The Cult Of Free Love – “Love Is All There Is” b/w The Wrestler – “European Orange” 10″

The Cult Of Free Love - “Love Is All There Is” b/w The Wrestler - "European Orange" 10"

The Cult Of Free Love – “Love Is All There Is” b/w The Wrestler – “European Orange” 10″

Split-single releases are certainly no strangers to the sister label operations of The Great Pop Supplement, Deep Distance and Polytechnic Youth (all headed-up by the well-tuned ears of Dom Martin).  Besides allowing great pairings for likeminded souls (such as Karen Novotyn X and Samantha Glass on Deep Distance) and teacher/student couplings (such as the sublime Spacemen 3 and Wooden Shjips split on The Great Pop Supplement), shared side apiece vinyl offerings have also allowed the overlapping imprints to showcase new artists in mutually supportive contexts (as with the recent Mass Defect and Prism On lathe-cut single for Polytechnic Youth).  This latest Deep Distance slate follows the latter conjoining route.

Such newcomer-picking risk-taking reassuringly pays off with the A-side’s offering alone.  The first known physical appearance from a backstory-averse outfit known as The Cult Of Free Love (apparently from North Wales), the nine-minute “Love Is All There Is” ticks familiar but satisfying boxes across the whole ‘Great Distance Youth’ mini-empire.  Shrouded in mesmeric sitar-led dronescaping layers and hypnotic percussive beds, “Love Is All There Is” borrows more than a fair share from past GPS visitor High Wolf (to the point where in parts it could almost be a choice outtake from 2013’s masterful Kairos/Chronos LP) as well as the acid-folk explorations of MV & EE (repeat callers to GPS over the years).  Over on the flipside, “European Orange” from The Wrestler (another anonymity-seeking operation, supposedly from rural Sussex), ploughs a more de rigueur motorik furrow, driven by pulsing drums, multiple synth strata and Neu!-like guitar lines, that’s not too far from matching the entrancing delights of Rhododendron, whose epic Deep Distance 10 incher ensnared many of us earlier year.

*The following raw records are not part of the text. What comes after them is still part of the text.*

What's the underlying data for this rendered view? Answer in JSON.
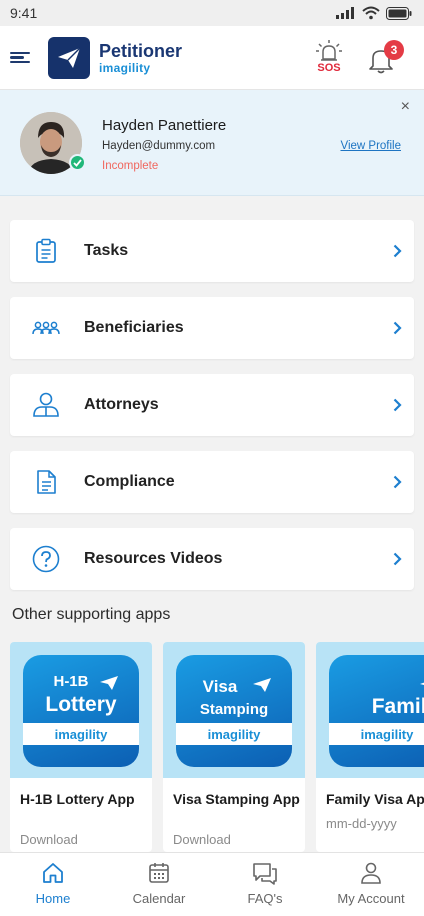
{
  "status_bar": {
    "time": "9:41"
  },
  "header": {
    "app_name": "Petitioner",
    "brand_sub": "imagility",
    "sos_label": "SOS",
    "notification_count": "3"
  },
  "profile": {
    "name": "Hayden Panettiere",
    "email": "Hayden@dummy.com",
    "status": "Incomplete",
    "view_profile": "View Profile",
    "close": "×"
  },
  "menu": [
    {
      "label": "Tasks",
      "icon": "clipboard-icon"
    },
    {
      "label": "Beneficiaries",
      "icon": "people-group-icon"
    },
    {
      "label": "Attorneys",
      "icon": "users-icon"
    },
    {
      "label": "Compliance",
      "icon": "document-icon"
    },
    {
      "label": "Resources Videos",
      "icon": "question-circle-icon"
    }
  ],
  "other_apps": {
    "title": "Other supporting apps",
    "apps": [
      {
        "tile_line1": "H-1B",
        "tile_line2": "Lottery",
        "tile_brand": "imagility",
        "title": "H-1B Lottery App",
        "subtitle": "Download"
      },
      {
        "tile_line1": "Visa",
        "tile_line2": "Stamping",
        "tile_brand": "imagility",
        "title": "Visa Stamping App",
        "subtitle": "Download"
      },
      {
        "tile_line1": "",
        "tile_line2": "Family",
        "tile_brand": "imagility",
        "title": "Family Visa Ap",
        "subtitle": "mm-dd-yyyy"
      }
    ]
  },
  "bottom_nav": [
    {
      "label": "Home",
      "icon": "home-icon",
      "active": true
    },
    {
      "label": "Calendar",
      "icon": "calendar-icon",
      "active": false
    },
    {
      "label": "FAQ's",
      "icon": "chat-icon",
      "active": false
    },
    {
      "label": "My Account",
      "icon": "user-icon",
      "active": false
    }
  ],
  "colors": {
    "brand_navy": "#1a3773",
    "accent_blue": "#1d7fcf",
    "sos_red": "#e0293b",
    "incomplete": "#f0675e"
  }
}
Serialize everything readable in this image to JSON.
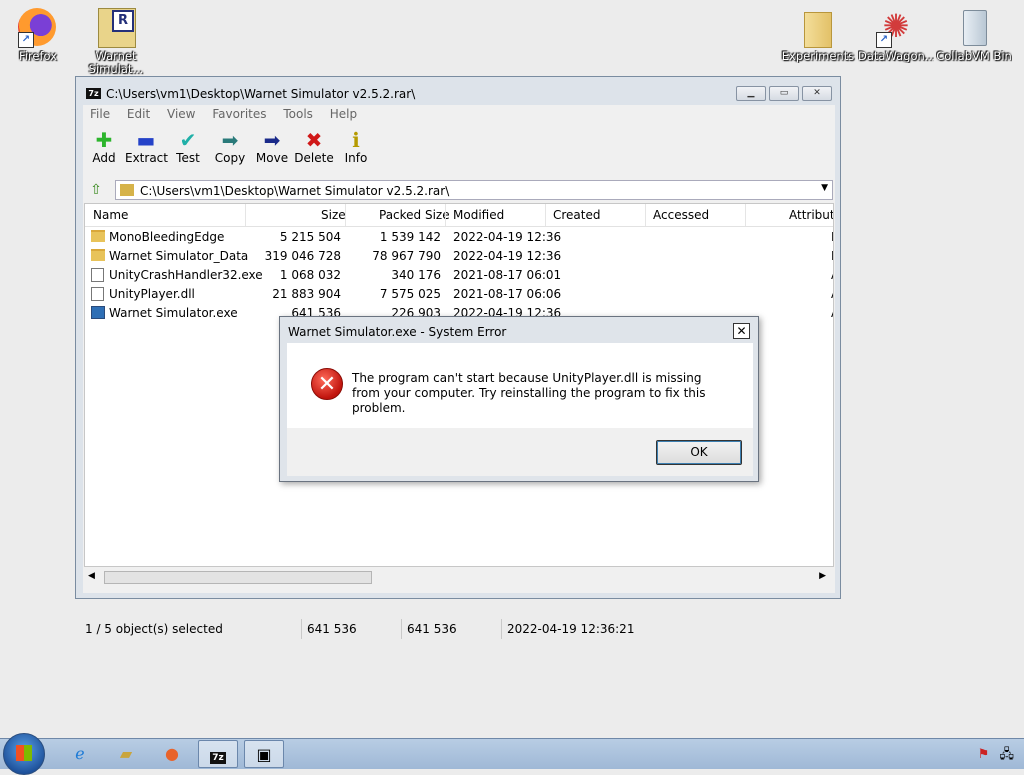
{
  "desktop_icons": [
    {
      "label": "Firefox"
    },
    {
      "label": "Warnet Simulat..."
    },
    {
      "label": "Experiments"
    },
    {
      "label": "DataWagon..."
    },
    {
      "label": "CollabVM Bin"
    }
  ],
  "window": {
    "title": "C:\\Users\\vm1\\Desktop\\Warnet Simulator v2.5.2.rar\\",
    "app_icon_text": "7z",
    "menu": [
      "File",
      "Edit",
      "View",
      "Favorites",
      "Tools",
      "Help"
    ],
    "toolbar": [
      {
        "label": "Add",
        "icon": "plus-icon",
        "glyph": "✚",
        "color": "#2db52d"
      },
      {
        "label": "Extract",
        "icon": "minus-icon",
        "glyph": "▬",
        "color": "#2442c8"
      },
      {
        "label": "Test",
        "icon": "check-icon",
        "glyph": "✔",
        "color": "#20b0a8"
      },
      {
        "label": "Copy",
        "icon": "copy-arrow-icon",
        "glyph": "➡",
        "color": "#2a7a7a"
      },
      {
        "label": "Move",
        "icon": "move-arrow-icon",
        "glyph": "➡",
        "color": "#1a2a8a"
      },
      {
        "label": "Delete",
        "icon": "delete-x-icon",
        "glyph": "✖",
        "color": "#d01818"
      },
      {
        "label": "Info",
        "icon": "info-icon",
        "glyph": "ℹ",
        "color": "#b59a00"
      }
    ],
    "address": "C:\\Users\\vm1\\Desktop\\Warnet Simulator v2.5.2.rar\\",
    "columns": [
      "Name",
      "Size",
      "Packed Size",
      "Modified",
      "Created",
      "Accessed",
      "Attributes"
    ],
    "files": [
      {
        "name": "MonoBleedingEdge",
        "size": "5 215 504",
        "packed": "1 539 142",
        "modified": "2022-04-19 12:36",
        "attr": "D",
        "type": "folder"
      },
      {
        "name": "Warnet Simulator_Data",
        "size": "319 046 728",
        "packed": "78 967 790",
        "modified": "2022-04-19 12:36",
        "attr": "D",
        "type": "folder"
      },
      {
        "name": "UnityCrashHandler32.exe",
        "size": "1 068 032",
        "packed": "340 176",
        "modified": "2021-08-17 06:01",
        "attr": "A",
        "type": "exe-generic"
      },
      {
        "name": "UnityPlayer.dll",
        "size": "21 883 904",
        "packed": "7 575 025",
        "modified": "2021-08-17 06:06",
        "attr": "A",
        "type": "dll"
      },
      {
        "name": "Warnet Simulator.exe",
        "size": "641 536",
        "packed": "226 903",
        "modified": "2022-04-19 12:36",
        "attr": "A",
        "type": "exe"
      }
    ],
    "status": {
      "selection": "1 / 5 object(s) selected",
      "size": "641 536",
      "packed": "641 536",
      "modified": "2022-04-19 12:36:21"
    }
  },
  "dialog": {
    "title": "Warnet Simulator.exe - System Error",
    "message": "The program can't start because UnityPlayer.dll is missing from your computer. Try reinstalling the program to fix this problem.",
    "ok_label": "OK",
    "close_glyph": "✕",
    "icon": "error-x-icon"
  },
  "taskbar": {
    "items": [
      "ie-icon",
      "explorer-icon",
      "firefox-icon",
      "7zip-icon",
      "window-icon"
    ],
    "tray": [
      "action-center-flag-icon",
      "network-icon"
    ]
  }
}
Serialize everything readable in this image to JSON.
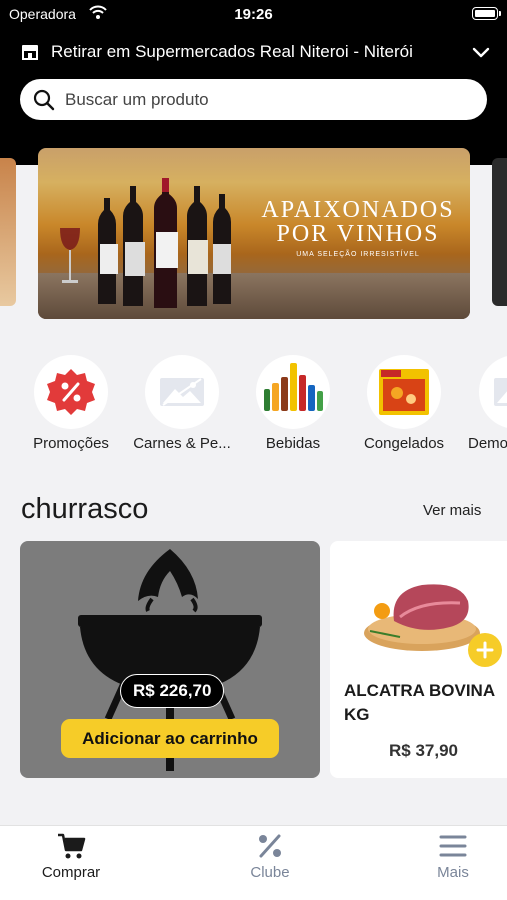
{
  "status_bar": {
    "carrier": "Operadora",
    "time": "19:26"
  },
  "header": {
    "store_label": "Retirar em Supermercados Real Niteroi - Niterói"
  },
  "search": {
    "placeholder": "Buscar um produto"
  },
  "banner": {
    "headline_line1": "APAIXONADOS",
    "headline_line2": "POR VINHOS",
    "subline": "UMA SELEÇÃO IRRESISTÍVEL"
  },
  "categories": [
    {
      "label": "Promoções",
      "icon": "percent-badge-icon"
    },
    {
      "label": "Carnes & Pe...",
      "icon": "image-placeholder-icon"
    },
    {
      "label": "Bebidas",
      "icon": "bottles-icon"
    },
    {
      "label": "Congelados",
      "icon": "frozen-box-icon"
    },
    {
      "label": "Demo",
      "icon": "image-placeholder-icon"
    }
  ],
  "section": {
    "title": "churrasco",
    "see_more": "Ver mais"
  },
  "featured_card": {
    "price": "R$ 226,70",
    "add_label": "Adicionar ao carrinho"
  },
  "product_card": {
    "name": "ALCATRA BOVINA KG",
    "price": "R$ 37,90"
  },
  "tabs": [
    {
      "label": "Comprar",
      "icon": "cart-icon",
      "active": true
    },
    {
      "label": "Clube",
      "icon": "percent-icon",
      "active": false
    },
    {
      "label": "Mais",
      "icon": "menu-icon",
      "active": false
    }
  ],
  "colors": {
    "accent": "#f6cc28",
    "promo_red": "#e23a3a",
    "inactive_tab": "#7a8599",
    "active_tab": "#1b1b1b"
  }
}
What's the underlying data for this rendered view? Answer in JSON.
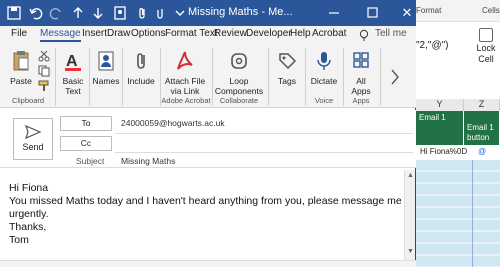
{
  "window": {
    "title": "Missing Maths  -  Me...",
    "close": "✕"
  },
  "menu": {
    "items": [
      "File",
      "Message",
      "Insert",
      "Draw",
      "Options",
      "Format Text",
      "Review",
      "Developer",
      "Help",
      "Acrobat"
    ],
    "tell_me": "Tell me"
  },
  "ribbon": {
    "paste": "Paste",
    "basic_text": "Basic\nText",
    "names": "Names",
    "include": "Include",
    "attach_via_link": "Attach File\nvia Link",
    "loop_components": "Loop\nComponents",
    "tags": "Tags",
    "dictate": "Dictate",
    "all_apps": "All\nApps",
    "groups": {
      "clipboard": "Clipboard",
      "adobe_acrobat": "Adobe Acrobat",
      "collaborate": "Collaborate",
      "voice": "Voice",
      "apps": "Apps"
    }
  },
  "compose": {
    "send": "Send",
    "to_label": "To",
    "to_value": "24000059@hogwarts.ac.uk",
    "cc_label": "Cc",
    "subject_label": "Subject",
    "subject_value": "Missing Maths"
  },
  "message_body": {
    "lines": [
      "Hi Fiona",
      "You missed Maths today and I haven't heard anything from you, please message me",
      "urgently.",
      "Thanks,",
      "Tom"
    ]
  },
  "excel_background": {
    "format_label": "Format",
    "cells_label": "Cells",
    "lock_cell": "Lock\nCell",
    "formula_fragment": "\"2,\"@\")",
    "col_y": "Y",
    "col_z": "Z",
    "header_y": "Email 1",
    "header_z": "Email 1\nbutton",
    "cell_y": "Hi Fiona%0D",
    "cell_z": "@"
  },
  "colors": {
    "titlebar": "#2b579a",
    "excel_header": "#217346",
    "acrobat_red": "#d32f2f"
  }
}
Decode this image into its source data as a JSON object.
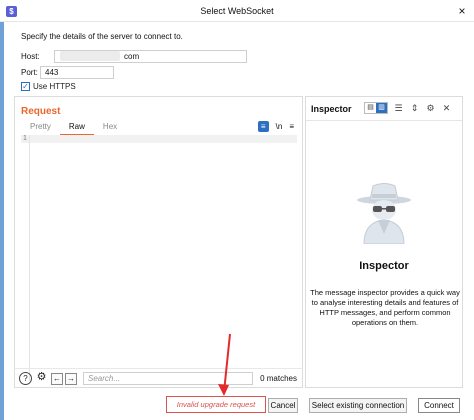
{
  "window": {
    "title": "Select WebSocket",
    "app_icon": "$",
    "close_icon": "×"
  },
  "form": {
    "description": "Specify the details of the server to connect to.",
    "host_label": "Host:",
    "host_value": "com",
    "port_label": "Port:",
    "port_value": "443",
    "https_label": "Use HTTPS",
    "https_checked": true
  },
  "request": {
    "title": "Request",
    "tabs": [
      "Pretty",
      "Raw",
      "Hex"
    ],
    "active_tab": "Raw",
    "tool_pretty_icon": "≡",
    "tool_newline": "\\n",
    "tool_menu": "≡",
    "line_number": "1"
  },
  "bottom_bar": {
    "help_icon": "?",
    "settings_icon": "⚙",
    "back_icon": "←",
    "forward_icon": "→",
    "search_placeholder": "Search...",
    "matches": "0 matches"
  },
  "inspector": {
    "title": "Inspector",
    "heading": "Inspector",
    "description": "The message inspector provides a quick way to analyse interesting details and features of HTTP messages, and perform common operations on them."
  },
  "footer": {
    "error": "Invalid upgrade request",
    "cancel": "Cancel",
    "select_existing": "Select existing connection",
    "connect": "Connect"
  },
  "colors": {
    "accent": "#e8682e",
    "primary_blue": "#2d6fc1",
    "error": "#d9534f"
  }
}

Whilst this two-headed set doesn’t offer dramatically radical new sounds, it does capture two essays cut skilfully and confidently under the influence of well-chosen sources of inspiration.  In short, yet another quality one-off nugget from the shared-house of Deep Distance, The Great Pop Supplement and Polytechnic Youth.

Deep Distance